PROBLEM DETAILS:
Look through the entries below and report every line that has "Kenniff".

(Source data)
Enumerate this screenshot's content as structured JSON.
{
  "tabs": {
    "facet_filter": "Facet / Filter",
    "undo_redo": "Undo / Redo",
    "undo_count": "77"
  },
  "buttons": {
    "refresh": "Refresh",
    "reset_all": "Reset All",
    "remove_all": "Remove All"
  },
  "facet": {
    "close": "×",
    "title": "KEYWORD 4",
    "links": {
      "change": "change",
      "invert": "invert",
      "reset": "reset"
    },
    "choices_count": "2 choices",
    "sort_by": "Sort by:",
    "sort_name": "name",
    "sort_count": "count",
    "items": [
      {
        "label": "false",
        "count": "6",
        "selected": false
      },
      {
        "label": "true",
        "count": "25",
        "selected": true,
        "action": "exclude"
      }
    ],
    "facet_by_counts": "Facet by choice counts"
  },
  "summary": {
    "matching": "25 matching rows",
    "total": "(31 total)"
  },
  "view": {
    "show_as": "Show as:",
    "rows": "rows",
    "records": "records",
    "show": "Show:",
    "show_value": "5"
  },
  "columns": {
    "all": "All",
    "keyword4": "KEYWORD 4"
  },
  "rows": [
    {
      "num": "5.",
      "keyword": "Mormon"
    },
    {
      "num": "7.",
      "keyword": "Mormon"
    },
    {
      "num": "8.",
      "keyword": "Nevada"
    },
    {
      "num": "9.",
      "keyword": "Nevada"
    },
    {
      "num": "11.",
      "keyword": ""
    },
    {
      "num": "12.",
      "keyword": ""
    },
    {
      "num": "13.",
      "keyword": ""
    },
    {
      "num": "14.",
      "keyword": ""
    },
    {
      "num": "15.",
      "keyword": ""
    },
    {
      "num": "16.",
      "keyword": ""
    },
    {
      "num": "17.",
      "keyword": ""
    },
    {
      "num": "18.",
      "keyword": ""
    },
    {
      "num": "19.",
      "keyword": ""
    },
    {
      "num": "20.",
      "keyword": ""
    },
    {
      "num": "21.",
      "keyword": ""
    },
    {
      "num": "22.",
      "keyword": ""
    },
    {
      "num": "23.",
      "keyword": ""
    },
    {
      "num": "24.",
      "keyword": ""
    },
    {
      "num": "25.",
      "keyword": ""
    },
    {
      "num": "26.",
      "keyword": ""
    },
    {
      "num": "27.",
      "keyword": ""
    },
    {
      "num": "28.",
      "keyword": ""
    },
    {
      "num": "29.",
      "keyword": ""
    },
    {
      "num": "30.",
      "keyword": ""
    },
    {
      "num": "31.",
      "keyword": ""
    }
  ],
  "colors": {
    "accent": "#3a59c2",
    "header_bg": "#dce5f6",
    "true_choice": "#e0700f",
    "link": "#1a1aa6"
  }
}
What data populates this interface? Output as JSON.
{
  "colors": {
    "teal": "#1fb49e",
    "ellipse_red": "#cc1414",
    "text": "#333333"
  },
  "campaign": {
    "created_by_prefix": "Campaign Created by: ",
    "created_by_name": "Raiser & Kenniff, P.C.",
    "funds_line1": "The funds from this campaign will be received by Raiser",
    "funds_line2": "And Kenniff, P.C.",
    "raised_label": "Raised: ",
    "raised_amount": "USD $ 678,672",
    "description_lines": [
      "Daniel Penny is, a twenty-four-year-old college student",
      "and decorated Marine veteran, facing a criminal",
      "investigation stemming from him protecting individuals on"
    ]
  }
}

EXERCISE ANSWER:
    "created_by_name": "Raiser & Kenniff, P.C.",
    "funds_line2": "And Kenniff, P.C.",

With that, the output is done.